From the entries, filter out every line that lacks "step" and copy the rest.

Dataset records —
================

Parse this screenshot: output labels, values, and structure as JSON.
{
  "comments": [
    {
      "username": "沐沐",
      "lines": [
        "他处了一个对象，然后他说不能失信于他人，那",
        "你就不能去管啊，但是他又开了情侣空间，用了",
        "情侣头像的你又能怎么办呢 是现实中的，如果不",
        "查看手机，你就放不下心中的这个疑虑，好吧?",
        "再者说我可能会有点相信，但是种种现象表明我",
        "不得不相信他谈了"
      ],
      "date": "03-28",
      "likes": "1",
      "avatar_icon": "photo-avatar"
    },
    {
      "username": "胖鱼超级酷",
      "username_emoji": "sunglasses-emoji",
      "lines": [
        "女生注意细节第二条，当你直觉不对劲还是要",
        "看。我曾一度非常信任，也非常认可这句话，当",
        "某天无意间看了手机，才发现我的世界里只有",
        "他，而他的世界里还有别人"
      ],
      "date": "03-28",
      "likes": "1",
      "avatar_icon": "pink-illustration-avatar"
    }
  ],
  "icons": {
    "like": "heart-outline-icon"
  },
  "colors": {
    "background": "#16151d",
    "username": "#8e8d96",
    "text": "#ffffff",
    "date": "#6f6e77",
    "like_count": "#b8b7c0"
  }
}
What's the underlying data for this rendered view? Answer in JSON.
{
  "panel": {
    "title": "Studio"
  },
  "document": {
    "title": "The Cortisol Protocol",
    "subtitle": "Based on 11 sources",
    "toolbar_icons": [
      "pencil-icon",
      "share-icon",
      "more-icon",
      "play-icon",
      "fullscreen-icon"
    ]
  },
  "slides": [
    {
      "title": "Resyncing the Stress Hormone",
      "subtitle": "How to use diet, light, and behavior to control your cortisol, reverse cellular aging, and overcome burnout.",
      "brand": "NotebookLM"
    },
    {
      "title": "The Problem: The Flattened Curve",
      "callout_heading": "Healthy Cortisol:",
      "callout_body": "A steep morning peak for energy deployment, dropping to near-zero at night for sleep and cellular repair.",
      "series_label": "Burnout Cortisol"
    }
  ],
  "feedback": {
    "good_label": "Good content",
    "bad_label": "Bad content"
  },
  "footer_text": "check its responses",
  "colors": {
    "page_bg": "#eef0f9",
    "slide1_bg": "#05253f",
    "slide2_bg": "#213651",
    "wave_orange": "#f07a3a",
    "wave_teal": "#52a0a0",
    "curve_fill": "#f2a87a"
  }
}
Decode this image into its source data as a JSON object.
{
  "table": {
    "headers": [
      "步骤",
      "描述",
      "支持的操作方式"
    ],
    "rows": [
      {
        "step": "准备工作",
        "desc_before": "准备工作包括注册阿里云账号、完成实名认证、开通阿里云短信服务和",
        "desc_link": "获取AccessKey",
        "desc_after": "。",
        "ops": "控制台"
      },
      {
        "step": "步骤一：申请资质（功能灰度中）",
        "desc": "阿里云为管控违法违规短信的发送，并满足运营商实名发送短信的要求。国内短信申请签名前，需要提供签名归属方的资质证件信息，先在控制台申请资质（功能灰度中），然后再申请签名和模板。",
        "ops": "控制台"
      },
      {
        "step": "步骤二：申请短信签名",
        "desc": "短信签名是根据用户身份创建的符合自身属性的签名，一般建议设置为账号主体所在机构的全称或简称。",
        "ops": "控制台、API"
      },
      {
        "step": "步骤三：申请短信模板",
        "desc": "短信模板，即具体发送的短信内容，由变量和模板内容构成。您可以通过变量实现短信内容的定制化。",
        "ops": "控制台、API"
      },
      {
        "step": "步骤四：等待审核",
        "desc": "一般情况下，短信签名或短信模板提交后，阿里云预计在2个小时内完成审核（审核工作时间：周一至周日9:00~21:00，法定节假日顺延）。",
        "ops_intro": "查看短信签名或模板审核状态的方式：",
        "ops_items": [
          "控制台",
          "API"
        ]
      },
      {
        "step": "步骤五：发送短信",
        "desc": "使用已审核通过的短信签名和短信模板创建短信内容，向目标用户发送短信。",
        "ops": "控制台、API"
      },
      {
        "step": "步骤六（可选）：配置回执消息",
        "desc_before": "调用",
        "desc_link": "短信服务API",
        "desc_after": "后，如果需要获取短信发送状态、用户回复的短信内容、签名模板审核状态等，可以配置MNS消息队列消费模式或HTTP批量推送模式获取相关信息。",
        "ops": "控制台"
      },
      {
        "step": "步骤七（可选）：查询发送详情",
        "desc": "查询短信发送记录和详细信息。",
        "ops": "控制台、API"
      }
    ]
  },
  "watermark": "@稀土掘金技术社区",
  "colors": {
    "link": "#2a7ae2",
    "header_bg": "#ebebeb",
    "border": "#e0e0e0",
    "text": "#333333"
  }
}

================

Solution below —
        "step": "准备工作",
        "step": "步骤一：申请资质（功能灰度中）",
        "step": "步骤二：申请短信签名",
        "step": "步骤三：申请短信模板",
        "step": "步骤四：等待审核",
        "step": "步骤五：发送短信",
        "step": "步骤六（可选）：配置回执消息",
        "step": "步骤七（可选）：查询发送详情",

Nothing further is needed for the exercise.